On learning of Ruskin’s death, I cannot keep from thinking of you so poignantly that I must write to you. Not that it needed this to make me think of you. Having been ill for several days, unable to write easily and unwilling to dictate a letter to you, all mo most friendly and grateful thoughts of you, of your letter, of the book [Queen of the Air, by John Ruskin] you sent with its even more precious annotations, are lodged in the very forefront of my being, not in that secluded part of oneself that one visits only rarely, but in that intimacy of the heart where we meet each other several times a day. But when I learned of Ruskin’s death, I wanted to express to you before anyone else, my sadness, a healthy sadness, however, and indeed full of consolations, for I know how little death matters when I see how powerfully this dean man lives on, how much I admire him, listen to him, try to understand him, to follow him more than I do man of the living.
Proust began reading Ruskin in 1897 and translated two of his texts: The Bible of Amiens in 1904 and Sesame and Lilles in 1906 and also contributed prefaces to each book. Over the Thanksgiving holiday, while visiting family in the New Haven area, I was able to see the Ruskin exhibit at the Yale Center for British Art which is on until December 8th. I was eager to see what Proust admired in this author, artist and critic and came away with a much greater appreciation for Ruskin.
The exhibit begins with one of Turner’s paintings of Venice (the museum also has quite a nice collection of Turner in its main gallery) which inspired Ruskin not only to defend Turner’s work but also to write a three volume history of the city, The Stones of Venice.
My favorite parts of the exhibit were, no surprise, the books and notebooks on display. The collection of Ruskin’s first edition books was impressive, many of them borrowed from the nearby Beinecke Rare Books library. Here are few of Ruskin’s personal notebooks with drawings and sketches:
I also enjoyed Ruskin’s attempts to replicate 5th century Ancient Greek red figure paintings:

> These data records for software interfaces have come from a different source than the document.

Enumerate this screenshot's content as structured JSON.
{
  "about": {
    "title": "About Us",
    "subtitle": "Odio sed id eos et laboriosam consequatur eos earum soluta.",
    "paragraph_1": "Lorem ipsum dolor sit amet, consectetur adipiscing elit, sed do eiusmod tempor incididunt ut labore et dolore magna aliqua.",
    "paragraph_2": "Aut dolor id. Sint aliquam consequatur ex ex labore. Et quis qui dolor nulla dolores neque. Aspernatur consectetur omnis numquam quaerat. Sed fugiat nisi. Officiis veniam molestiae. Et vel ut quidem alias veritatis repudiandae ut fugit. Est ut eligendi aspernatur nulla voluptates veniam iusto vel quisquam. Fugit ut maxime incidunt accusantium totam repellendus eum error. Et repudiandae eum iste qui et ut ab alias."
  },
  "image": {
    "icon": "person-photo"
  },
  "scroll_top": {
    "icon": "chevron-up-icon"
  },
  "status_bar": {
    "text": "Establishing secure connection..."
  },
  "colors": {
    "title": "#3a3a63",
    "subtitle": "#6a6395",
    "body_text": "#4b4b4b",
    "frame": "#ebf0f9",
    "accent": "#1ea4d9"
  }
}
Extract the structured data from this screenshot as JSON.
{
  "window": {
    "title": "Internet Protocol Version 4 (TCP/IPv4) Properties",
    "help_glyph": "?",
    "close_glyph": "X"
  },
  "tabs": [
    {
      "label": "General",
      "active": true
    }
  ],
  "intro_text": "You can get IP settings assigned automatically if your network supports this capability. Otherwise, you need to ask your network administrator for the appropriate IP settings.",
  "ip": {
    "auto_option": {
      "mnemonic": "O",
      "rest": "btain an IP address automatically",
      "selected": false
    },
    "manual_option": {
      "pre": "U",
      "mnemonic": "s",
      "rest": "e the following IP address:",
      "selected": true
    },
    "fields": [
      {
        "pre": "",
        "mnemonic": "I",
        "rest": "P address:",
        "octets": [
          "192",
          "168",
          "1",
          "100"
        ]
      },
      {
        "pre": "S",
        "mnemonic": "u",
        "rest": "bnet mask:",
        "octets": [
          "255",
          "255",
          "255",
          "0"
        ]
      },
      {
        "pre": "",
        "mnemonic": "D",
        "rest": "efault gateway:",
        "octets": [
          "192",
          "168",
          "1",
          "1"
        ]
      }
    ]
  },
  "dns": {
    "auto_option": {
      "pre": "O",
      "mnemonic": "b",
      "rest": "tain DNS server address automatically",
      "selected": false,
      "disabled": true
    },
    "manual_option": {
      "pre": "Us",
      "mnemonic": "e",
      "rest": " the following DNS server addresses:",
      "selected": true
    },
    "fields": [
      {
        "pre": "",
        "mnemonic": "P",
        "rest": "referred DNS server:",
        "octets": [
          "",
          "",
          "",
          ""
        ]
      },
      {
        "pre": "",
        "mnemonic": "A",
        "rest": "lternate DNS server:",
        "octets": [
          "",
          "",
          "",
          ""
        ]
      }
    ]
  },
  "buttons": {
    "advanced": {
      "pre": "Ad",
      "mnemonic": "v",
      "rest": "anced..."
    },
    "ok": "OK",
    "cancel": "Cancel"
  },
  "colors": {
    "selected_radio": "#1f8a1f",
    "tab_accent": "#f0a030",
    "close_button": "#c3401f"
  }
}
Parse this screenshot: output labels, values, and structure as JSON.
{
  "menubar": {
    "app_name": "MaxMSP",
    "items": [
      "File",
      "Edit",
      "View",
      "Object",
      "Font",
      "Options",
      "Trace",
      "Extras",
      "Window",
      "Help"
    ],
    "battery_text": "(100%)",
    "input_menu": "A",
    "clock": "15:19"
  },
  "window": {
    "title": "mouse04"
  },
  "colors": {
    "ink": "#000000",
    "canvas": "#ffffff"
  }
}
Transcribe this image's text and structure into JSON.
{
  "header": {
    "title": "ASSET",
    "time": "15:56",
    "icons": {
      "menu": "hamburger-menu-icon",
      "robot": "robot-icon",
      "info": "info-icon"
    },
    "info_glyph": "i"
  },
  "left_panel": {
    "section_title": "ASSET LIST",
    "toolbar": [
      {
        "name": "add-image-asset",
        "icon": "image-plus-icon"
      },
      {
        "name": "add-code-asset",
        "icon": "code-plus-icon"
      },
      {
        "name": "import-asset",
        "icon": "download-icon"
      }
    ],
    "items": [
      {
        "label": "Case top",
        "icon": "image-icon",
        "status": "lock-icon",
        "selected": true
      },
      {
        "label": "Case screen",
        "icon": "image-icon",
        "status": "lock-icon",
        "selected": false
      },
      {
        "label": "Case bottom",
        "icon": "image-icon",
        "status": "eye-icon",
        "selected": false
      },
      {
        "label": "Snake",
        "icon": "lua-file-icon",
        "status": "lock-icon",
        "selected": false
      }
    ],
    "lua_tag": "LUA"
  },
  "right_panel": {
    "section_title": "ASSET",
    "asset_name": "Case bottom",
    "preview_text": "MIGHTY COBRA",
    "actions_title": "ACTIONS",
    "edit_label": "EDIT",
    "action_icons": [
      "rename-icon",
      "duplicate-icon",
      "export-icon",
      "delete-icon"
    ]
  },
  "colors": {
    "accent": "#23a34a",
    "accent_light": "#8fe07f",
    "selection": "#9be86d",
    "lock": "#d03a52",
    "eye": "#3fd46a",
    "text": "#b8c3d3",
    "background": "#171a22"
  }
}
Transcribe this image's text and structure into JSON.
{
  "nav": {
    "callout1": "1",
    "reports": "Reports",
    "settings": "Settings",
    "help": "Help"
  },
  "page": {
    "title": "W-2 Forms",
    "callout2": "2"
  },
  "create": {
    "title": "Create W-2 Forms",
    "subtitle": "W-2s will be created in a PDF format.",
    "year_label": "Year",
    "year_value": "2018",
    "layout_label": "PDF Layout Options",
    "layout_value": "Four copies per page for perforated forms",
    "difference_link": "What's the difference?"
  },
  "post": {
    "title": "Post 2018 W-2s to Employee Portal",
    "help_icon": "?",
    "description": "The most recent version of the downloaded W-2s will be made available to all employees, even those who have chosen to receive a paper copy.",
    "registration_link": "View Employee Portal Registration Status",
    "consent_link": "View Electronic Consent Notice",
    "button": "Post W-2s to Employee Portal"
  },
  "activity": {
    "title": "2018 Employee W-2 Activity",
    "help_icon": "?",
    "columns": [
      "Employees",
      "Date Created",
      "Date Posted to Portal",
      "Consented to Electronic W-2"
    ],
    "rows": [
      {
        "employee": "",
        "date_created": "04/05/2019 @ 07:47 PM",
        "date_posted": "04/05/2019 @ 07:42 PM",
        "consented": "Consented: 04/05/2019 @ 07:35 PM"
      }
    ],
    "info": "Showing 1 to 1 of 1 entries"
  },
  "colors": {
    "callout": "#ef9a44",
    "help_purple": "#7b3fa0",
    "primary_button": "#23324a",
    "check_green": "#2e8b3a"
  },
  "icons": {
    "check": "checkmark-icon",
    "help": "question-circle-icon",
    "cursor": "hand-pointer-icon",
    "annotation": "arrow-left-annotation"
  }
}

The Ruskin exhibit is absolutely worth a trip if you are anywhere near the New Haven area. The gallery also has a fabulous collection of British Art from various eras. I lingered for a while on the upper floors looking at their Turners and the few Blakes that they have. One can easily spend half a day looking at this gem of a gallery in the heart of New Haven. The Yale Art Gallery is also across the street and the Beinecke Rare Books library is a short walk. And New Haven abounds with fantastic cuisine. New Haven is the place of my birth and where I lived until the age of 18. It’s interesting to think about how a city evolves in one’s memories and impressions.